The Commercial Internet Protocol Security Option Working Group is
chartered to define an IP security option that can be used to pass security
information within and between security domains. This new security option
will be modular in design to provide developers with a single software
environment which can support multiple security domains.
The CIPSO protocol will support a large number of security domains. New
security domains will be registered with the Internet Assigned Numbers
Authority (IANA) and will be available with minimal difficulty to all
There is currently in progress another IP security option referred to as
IPSO (RFC 1108). IPSO is designed to support the security labels used by
the US Department of Defense.

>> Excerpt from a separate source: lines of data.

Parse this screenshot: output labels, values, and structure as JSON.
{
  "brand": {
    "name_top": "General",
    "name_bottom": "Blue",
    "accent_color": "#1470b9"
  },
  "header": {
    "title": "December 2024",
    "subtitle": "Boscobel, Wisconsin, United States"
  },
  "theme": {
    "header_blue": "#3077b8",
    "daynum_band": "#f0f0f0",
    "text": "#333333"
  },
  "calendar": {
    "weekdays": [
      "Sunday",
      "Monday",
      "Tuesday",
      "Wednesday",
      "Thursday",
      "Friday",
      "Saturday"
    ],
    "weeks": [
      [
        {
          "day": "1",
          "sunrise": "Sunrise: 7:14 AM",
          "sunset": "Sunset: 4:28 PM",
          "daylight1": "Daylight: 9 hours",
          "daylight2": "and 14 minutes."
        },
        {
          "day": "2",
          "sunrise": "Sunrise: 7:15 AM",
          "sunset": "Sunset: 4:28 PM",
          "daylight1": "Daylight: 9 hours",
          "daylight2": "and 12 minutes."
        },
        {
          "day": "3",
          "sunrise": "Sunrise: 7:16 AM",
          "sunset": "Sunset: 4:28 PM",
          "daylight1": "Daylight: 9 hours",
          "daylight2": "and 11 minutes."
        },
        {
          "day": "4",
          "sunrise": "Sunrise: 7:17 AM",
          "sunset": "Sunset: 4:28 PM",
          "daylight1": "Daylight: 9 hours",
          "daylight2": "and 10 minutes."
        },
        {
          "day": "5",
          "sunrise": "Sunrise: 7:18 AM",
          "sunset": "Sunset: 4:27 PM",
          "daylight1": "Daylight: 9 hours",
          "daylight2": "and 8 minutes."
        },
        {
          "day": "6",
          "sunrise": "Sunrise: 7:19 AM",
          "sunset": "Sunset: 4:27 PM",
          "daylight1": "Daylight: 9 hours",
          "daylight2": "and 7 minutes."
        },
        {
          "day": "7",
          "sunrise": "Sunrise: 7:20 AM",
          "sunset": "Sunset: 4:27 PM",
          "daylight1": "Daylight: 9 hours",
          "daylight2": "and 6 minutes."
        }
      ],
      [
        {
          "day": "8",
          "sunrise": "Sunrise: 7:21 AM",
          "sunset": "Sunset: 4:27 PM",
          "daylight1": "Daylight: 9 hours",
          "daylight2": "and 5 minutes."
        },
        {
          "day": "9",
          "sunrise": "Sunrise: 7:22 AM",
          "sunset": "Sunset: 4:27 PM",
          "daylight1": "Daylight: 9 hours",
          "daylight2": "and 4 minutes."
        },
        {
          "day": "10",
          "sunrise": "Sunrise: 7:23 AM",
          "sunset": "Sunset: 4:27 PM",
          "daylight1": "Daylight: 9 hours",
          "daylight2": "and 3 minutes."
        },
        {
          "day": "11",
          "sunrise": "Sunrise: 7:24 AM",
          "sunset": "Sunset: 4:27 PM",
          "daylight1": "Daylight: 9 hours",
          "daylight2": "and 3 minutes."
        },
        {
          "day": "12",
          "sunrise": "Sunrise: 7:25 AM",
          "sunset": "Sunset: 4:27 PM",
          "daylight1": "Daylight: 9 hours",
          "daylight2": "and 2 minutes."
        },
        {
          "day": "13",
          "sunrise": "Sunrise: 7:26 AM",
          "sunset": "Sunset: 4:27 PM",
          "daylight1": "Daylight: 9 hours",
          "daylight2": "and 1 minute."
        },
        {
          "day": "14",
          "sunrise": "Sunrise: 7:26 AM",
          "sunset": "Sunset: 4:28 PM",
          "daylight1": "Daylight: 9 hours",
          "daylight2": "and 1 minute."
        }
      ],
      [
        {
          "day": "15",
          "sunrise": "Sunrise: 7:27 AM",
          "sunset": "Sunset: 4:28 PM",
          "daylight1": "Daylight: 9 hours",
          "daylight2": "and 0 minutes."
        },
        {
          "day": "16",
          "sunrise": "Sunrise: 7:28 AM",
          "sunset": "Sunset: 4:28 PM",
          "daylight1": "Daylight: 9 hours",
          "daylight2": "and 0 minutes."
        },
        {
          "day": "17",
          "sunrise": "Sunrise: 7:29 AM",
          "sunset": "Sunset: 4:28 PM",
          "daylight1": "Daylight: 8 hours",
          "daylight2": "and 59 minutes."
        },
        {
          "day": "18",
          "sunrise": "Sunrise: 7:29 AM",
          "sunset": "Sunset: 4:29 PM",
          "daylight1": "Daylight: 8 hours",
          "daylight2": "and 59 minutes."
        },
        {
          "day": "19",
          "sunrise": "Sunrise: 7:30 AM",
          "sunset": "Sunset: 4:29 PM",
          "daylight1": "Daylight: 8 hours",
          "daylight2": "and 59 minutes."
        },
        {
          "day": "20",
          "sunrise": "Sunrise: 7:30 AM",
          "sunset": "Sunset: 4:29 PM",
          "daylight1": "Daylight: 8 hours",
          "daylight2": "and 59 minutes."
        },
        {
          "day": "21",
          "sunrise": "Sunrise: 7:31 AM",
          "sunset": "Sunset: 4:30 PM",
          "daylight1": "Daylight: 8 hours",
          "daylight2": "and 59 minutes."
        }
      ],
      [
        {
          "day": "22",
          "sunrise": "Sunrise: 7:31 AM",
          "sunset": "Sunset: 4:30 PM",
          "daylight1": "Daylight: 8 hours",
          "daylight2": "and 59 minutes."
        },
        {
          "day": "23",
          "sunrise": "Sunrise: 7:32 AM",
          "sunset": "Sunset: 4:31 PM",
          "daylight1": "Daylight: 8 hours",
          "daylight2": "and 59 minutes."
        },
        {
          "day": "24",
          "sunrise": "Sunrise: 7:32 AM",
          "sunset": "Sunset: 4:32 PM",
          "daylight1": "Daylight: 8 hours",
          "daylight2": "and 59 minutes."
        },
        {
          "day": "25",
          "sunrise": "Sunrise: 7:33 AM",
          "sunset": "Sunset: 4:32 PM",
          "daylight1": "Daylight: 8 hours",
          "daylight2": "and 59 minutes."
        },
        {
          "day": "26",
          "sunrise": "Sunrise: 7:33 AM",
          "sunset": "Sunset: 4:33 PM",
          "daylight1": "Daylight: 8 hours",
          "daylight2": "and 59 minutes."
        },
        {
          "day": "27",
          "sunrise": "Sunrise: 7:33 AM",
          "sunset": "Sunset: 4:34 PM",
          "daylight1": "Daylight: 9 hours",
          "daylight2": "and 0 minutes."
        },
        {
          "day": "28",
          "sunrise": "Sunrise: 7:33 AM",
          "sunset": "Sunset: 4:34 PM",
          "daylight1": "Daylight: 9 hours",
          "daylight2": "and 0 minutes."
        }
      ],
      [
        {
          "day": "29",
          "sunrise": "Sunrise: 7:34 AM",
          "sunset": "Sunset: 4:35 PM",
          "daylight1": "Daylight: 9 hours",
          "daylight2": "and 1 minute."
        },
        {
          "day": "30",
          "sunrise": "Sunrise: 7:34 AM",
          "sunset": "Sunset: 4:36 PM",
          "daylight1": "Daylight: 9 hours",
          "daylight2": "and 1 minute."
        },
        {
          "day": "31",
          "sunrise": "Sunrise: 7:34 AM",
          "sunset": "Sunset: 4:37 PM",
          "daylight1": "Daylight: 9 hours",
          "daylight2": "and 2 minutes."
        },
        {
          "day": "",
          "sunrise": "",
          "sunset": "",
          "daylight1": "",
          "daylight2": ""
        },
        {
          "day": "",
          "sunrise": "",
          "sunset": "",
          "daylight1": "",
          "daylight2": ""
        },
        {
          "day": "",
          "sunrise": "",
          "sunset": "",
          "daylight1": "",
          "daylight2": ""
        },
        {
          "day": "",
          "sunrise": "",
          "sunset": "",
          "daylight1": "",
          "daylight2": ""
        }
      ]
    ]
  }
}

CIPSO will be designed to provide labeling for
the commercial, US civilian and non-US communities.
The Trusted Systems Interoperability Group (TSIG) has developed a document
which defines a structure for the proposed CIPSO option. The working group
will use this document as a foundation for developing an IETF CIPSO
Goals and Milestones
- Review outstanding comments/issues from mailing list. Continue the process to advance the Draft Standard to a Standard.
- Review and approve the charter for the IETF CIPSO Working Group. Review revised TSIG CIPSO Specification.
- Review outstanding comments/issues from mailing list. Continue work on specification and prepare it for submission as an Internet-Draft by the end of May.
- Jul 1991
- Review outstanding comments/issues from mailing list. The specification will be submitted to the IESG for consideration as a Proposed Standard.
- Mar 1992
- Submit specification to the IESG for consideration as a Draft Standard. There must be at least two interoperable implementations by this time.